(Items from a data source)
---------------

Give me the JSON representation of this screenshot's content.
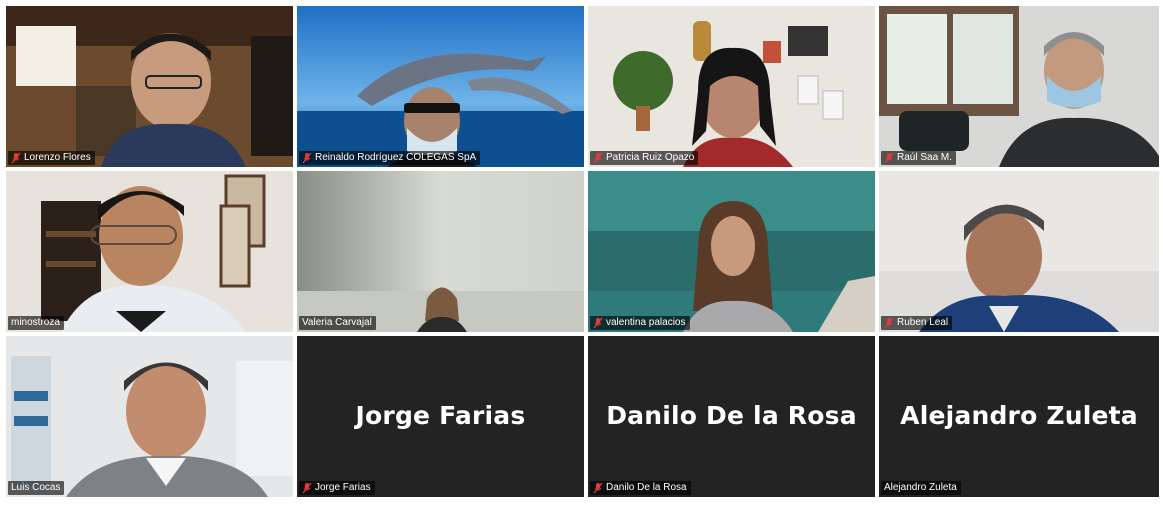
{
  "meeting": {
    "participants": [
      {
        "name": "Lorenzo Flores",
        "muted": true
      },
      {
        "name": "Reinaldo Rodríguez  COLEGAS SpA",
        "muted": true
      },
      {
        "name": "Patricia Ruiz Opazo",
        "muted": true
      },
      {
        "name": "Raúl Saa M.",
        "muted": true
      },
      {
        "name": "minostroza",
        "muted": false
      },
      {
        "name": "Valeria Carvajal",
        "muted": false
      },
      {
        "name": "valentina palacios",
        "muted": true
      },
      {
        "name": "Ruben Leal",
        "muted": true
      },
      {
        "name": "Luis Cocas",
        "muted": false,
        "active_speaker": true
      },
      {
        "name": "Jorge Farias",
        "muted": true,
        "video_off": true,
        "display_name": "Jorge Farias"
      },
      {
        "name": "Danilo De la Rosa",
        "muted": true,
        "video_off": true,
        "display_name": "Danilo De la Rosa"
      },
      {
        "name": "Alejandro Zuleta",
        "muted": false,
        "video_off": true,
        "display_name": "Alejandro Zuleta"
      }
    ]
  },
  "colors": {
    "muted_mic": "#e23b3b",
    "active_speaker_border": "#c9e06a",
    "video_off_bg": "#232323"
  },
  "icons": {
    "muted": "mic-muted-icon"
  }
}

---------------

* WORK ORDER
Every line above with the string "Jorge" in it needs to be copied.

* TASK RESPONSE
        "name": "Jorge Farias",
        "display_name": "Jorge Farias"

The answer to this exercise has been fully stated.